_What is expected_.
Go through the records below and report each line with "logo" in it.

_Records to process_.
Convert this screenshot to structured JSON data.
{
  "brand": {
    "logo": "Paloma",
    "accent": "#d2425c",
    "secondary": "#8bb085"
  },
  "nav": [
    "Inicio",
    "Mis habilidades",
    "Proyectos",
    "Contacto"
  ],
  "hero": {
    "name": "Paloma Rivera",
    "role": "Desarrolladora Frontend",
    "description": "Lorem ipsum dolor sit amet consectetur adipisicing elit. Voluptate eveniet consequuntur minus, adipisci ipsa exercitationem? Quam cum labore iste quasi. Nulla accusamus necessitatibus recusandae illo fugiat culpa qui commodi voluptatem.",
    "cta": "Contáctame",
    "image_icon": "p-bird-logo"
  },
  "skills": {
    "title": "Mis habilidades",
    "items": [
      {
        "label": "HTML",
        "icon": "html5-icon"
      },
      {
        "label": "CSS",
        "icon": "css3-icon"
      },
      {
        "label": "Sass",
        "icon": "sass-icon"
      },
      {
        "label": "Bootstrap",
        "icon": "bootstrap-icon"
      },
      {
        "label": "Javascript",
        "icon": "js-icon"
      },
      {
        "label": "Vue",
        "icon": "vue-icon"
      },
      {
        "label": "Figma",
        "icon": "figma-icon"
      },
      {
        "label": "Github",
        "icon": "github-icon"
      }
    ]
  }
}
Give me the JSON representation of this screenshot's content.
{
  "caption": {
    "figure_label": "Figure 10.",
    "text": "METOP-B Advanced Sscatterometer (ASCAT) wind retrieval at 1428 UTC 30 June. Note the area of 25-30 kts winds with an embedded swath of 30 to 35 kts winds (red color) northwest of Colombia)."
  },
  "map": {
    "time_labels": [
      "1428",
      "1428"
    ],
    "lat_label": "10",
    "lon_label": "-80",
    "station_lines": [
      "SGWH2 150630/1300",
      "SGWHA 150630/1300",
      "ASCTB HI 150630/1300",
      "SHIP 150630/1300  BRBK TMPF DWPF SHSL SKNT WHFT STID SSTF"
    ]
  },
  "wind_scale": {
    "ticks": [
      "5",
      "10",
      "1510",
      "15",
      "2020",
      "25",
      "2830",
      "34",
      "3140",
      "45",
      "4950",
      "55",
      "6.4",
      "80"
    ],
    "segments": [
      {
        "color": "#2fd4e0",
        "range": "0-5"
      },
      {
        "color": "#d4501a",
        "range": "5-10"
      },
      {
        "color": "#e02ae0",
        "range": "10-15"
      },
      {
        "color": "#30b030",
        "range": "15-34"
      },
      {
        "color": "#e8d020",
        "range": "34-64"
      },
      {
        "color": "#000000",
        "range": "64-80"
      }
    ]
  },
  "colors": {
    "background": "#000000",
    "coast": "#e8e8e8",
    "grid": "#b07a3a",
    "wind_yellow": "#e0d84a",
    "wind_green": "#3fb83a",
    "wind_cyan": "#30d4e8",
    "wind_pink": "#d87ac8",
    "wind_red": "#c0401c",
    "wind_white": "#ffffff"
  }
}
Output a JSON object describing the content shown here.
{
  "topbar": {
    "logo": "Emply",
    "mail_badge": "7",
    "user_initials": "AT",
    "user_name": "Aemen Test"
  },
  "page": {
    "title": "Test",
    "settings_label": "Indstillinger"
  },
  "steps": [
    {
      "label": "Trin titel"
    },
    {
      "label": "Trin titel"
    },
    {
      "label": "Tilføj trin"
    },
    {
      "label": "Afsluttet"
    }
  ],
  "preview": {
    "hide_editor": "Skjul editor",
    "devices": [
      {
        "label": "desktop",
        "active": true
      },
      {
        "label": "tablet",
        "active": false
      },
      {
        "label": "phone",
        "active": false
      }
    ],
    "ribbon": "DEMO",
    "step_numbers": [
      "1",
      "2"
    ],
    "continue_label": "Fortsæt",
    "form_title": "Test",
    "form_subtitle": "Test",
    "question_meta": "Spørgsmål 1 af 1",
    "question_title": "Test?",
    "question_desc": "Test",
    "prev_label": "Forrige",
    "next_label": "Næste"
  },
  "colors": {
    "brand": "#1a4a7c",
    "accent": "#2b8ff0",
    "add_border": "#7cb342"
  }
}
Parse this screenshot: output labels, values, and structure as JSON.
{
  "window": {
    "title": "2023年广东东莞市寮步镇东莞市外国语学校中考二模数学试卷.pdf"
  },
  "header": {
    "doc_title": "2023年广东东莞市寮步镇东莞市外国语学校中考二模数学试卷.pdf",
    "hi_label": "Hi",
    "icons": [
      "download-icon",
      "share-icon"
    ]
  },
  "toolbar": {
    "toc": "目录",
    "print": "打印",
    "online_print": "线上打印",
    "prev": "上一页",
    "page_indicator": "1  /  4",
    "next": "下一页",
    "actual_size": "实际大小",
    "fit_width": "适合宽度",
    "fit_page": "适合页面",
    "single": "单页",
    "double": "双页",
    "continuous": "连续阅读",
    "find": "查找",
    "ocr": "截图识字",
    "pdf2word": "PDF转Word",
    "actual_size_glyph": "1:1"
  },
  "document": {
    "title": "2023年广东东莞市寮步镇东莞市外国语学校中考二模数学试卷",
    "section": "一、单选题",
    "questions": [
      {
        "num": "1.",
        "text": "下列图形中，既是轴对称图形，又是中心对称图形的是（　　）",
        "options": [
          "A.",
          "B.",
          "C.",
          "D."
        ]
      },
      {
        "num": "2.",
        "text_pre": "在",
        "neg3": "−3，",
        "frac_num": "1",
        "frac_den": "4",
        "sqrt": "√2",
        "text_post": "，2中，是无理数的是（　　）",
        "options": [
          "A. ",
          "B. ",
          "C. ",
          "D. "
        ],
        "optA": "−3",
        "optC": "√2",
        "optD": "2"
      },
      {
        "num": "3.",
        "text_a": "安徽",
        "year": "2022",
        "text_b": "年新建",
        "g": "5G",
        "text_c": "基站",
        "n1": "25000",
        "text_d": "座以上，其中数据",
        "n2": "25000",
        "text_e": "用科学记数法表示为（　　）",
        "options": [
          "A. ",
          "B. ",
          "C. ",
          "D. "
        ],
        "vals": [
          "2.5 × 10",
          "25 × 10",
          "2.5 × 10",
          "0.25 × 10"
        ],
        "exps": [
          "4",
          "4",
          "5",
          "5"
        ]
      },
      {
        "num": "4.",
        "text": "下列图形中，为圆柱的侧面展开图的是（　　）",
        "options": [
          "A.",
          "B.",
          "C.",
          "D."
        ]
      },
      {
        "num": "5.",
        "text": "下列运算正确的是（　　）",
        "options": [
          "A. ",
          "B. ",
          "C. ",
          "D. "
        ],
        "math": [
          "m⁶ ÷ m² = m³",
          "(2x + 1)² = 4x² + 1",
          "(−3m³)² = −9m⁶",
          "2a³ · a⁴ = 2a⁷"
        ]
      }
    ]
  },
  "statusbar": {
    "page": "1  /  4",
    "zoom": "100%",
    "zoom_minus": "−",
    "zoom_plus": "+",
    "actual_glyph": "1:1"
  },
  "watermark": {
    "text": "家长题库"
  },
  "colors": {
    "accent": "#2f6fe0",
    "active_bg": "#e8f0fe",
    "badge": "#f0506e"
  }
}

_Solution_.
    "logo": "Paloma",
    "image_icon": "p-bird-logo"
    "logo": "Emply",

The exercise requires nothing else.